  • Topic: Conflict Resolution, Democratization, Humanitarian Aid, Foreign Aid
  • Political Geography: Africa
  • Publication Date: 05-2011
  • Content Type: Policy Brief
  • Institution: Oxfam Publishing
  • Abstract: Why, in a world that produces more than enough food to feed everybody, do so many – one in seven – go hungry? Oxfam's new global campaign, GROW, seeks answers to this question. GROW aims to transform the way we grow, share, and live together. GROW will expose the failing governments and powerful business interests that are propping up a broken food system and sleepwalking the world into an unprecedented and avoidable reversal in human development.
  • Topic: Agriculture, Economics, Foreign Aid, Food
  • Political Geography: Europe
  • Author: Michael Clemens, Kaci Farrell
  • Publication Date: 06-2011
  • Content Type: Policy Brief
  • Institution: Center for Global Development
  • Abstract: Natural disasters such as earthquakes, floods, and hurricanes can devastate people's lives and a country's economy, particularly in the developing world. More than 200,000 people perished when a catastrophic earthquake struck Haiti in January 2010, and Americans responded with an outpouring of private and public assistance. Those relief efforts, as they nearly always do, focused primarily on delivering aid. The United States barely used another tool for disaster relief: migration policy. This policy brief explores the various legal channels through which the U.S. government could, after future overseas disasters, leverage the power of migration to help limited numbers of people. We describe what could have been done for Haiti, but the lessons apply to future scenarios.
  • Topic: Humanitarian Aid, Migration, Natural Disasters, Foreign Aid
  • Political Geography: United States
  • Author: Guillermo Perry
  • Publication Date: 04-2011
  • Content Type: Policy Brief
  • Institution: Center for Global Development
  • Abstract: Direct support to private firms in developing countries constitutes a large and growing share of multilateral development banks' financial activities. This trend contrasts with the advice MDBs gave developing countries until a decade ago to privatize or liquidate the development banks supporting private firms, or to transform them into nonbanking development agencies. Opinion has changed since then, especially after development banks successfully intervened in the recent financial crisis. In this brief, Guillermo Perry assesses whether arguments in favor of such MDB direct support are valid and whether MDBs are living up to priorities coherent with such arguments. He finds that they do so only partially. His recommendations include deepening MDB support to small and medium enterprises, reducing the procyclicality of MDB lending, increasing the share of MDB loans and guarantees to private firms that are made in domestic currencies, and paying more attention to firms in infrastructure and social sectors and to those introducing new products, exports, or technologies.
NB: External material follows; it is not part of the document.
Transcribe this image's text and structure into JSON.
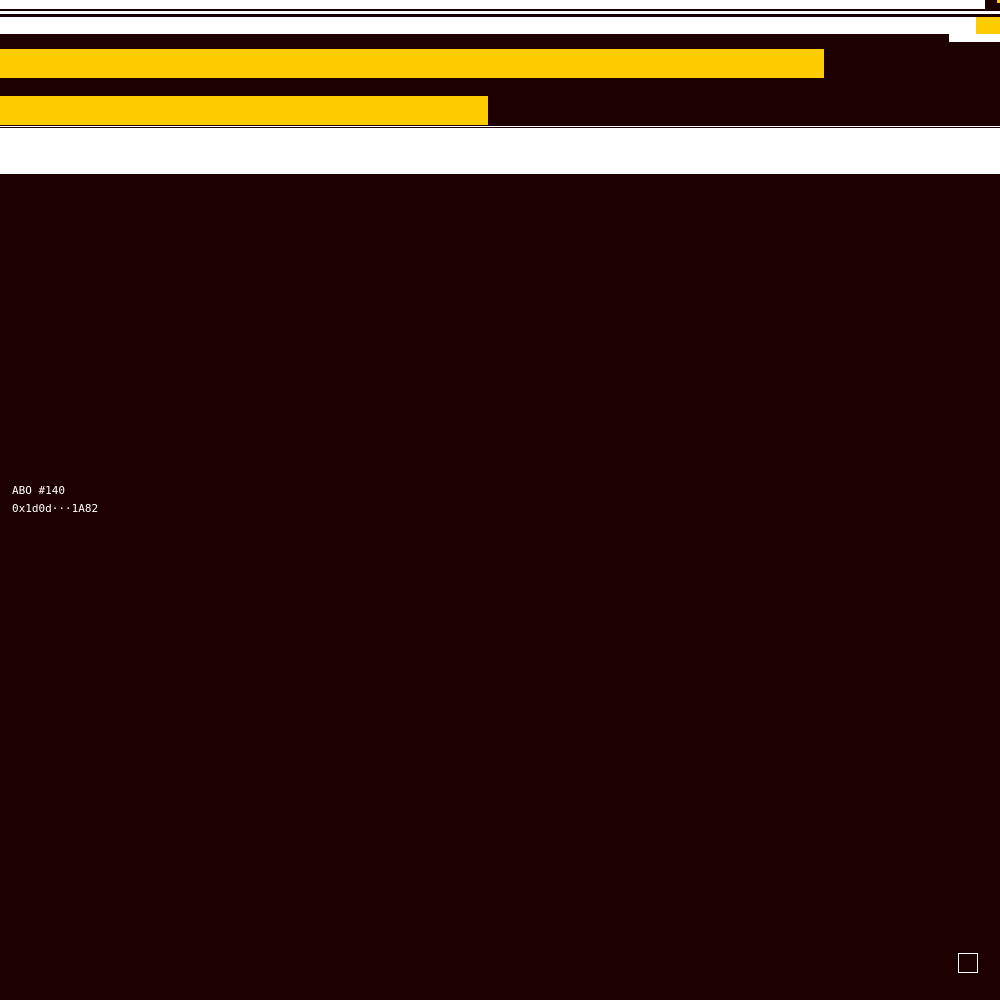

  • Topic: Development, Foreign Aid, Foreign Direct Investment, Financial Crisis